March 19, 2012 at 12:38 PM ET
Perhaps in the not-too-distant future, teens will be flummoxed when it comes to how to make a phone call. That's because there's more texting going on than ever, while voice calling continues to decline, says a new report from the Pew Research Center’s Internet and American Life Project.
Three-quarters of teens use text messaging, Pew says (it's a little surprising the figure isn't higher), and the "volume of texting among teens has risen from 50 texts a day in 2009 to 60 texts for the median teen text user" in 2011, said Pew in "Teens, Smartphones and Texting," which looks at changes in teens' communication habits over the last five years, with a focus on mobile devices.
Much of this increase occurred among older teens ages 14-17, who went from a median of 60 texts a day to a median of 100 two years later. Boys of all ages also increased their texting volume from a median of 30 texts daily in 2009 to 50 texts in 2011. Black teens showed an increase of a median of 60 texts per day to 80.
Older girls, Pew said, "remain the most enthusiastic texters, with a median of 100 texts a day in 2011, compared with 50 for boys the same age."
While 63 percent of teens say they exchange text messages every day, only 39 percent actually use their phones for voice calling. Not surprisingly, landline phone use is down as well among teens, just as it is among adults:
- 14 percent of all teens say they talk daily with friends on a landline, down from 30 percent who said so in 2009. Nearly a third (31 percent) of teens say they never talk on a landline with friends (or report that they cannot do so).
- 26 percent of all teens (including those with and without cellphones) say they talk daily with friends on their cellphone, down from 38 percent of teens in 2009.
A growing number of teens have smartphones: 31 percent of those ages 14 to 17, and 23 percent of those ages 12 to 17, Pew said. Among the youngest teens -- ages 12 and 13 -- 8 percent have smartphones, those using, for example, the Android, Apple, Windows or BlackBerry operating systems.
"Mobile devices increasingly dominate teens’ communicative lives," said Amanda Lenhart, Pew senior research specialist, in a press release. "Teens continue to privilege texting while their use of email, instant messaging and even voice calling has moved to the background."

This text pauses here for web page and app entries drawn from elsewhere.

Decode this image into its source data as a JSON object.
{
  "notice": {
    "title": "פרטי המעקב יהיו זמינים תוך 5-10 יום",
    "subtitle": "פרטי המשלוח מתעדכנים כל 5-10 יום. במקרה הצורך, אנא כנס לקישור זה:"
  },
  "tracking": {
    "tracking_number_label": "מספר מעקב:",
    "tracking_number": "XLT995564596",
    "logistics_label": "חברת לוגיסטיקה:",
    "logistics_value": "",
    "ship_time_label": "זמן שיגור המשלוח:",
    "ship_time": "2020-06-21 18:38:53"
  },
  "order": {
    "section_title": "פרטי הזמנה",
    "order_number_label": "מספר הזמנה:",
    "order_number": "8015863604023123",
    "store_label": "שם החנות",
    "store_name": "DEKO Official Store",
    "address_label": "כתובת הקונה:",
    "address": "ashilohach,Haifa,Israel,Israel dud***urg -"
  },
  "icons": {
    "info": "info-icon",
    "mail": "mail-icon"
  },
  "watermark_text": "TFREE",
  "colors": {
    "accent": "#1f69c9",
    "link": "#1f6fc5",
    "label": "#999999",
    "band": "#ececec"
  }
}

Location-based services, whether through Foursquare or Facebook, that share a mobile user's location with friends, still are little-used. Only 6 percent of teens ages 12 to 17 use location-based services on their cellphones use the services to share their location, Pew said.
That, at least, should provide some comfort to parents -- for now.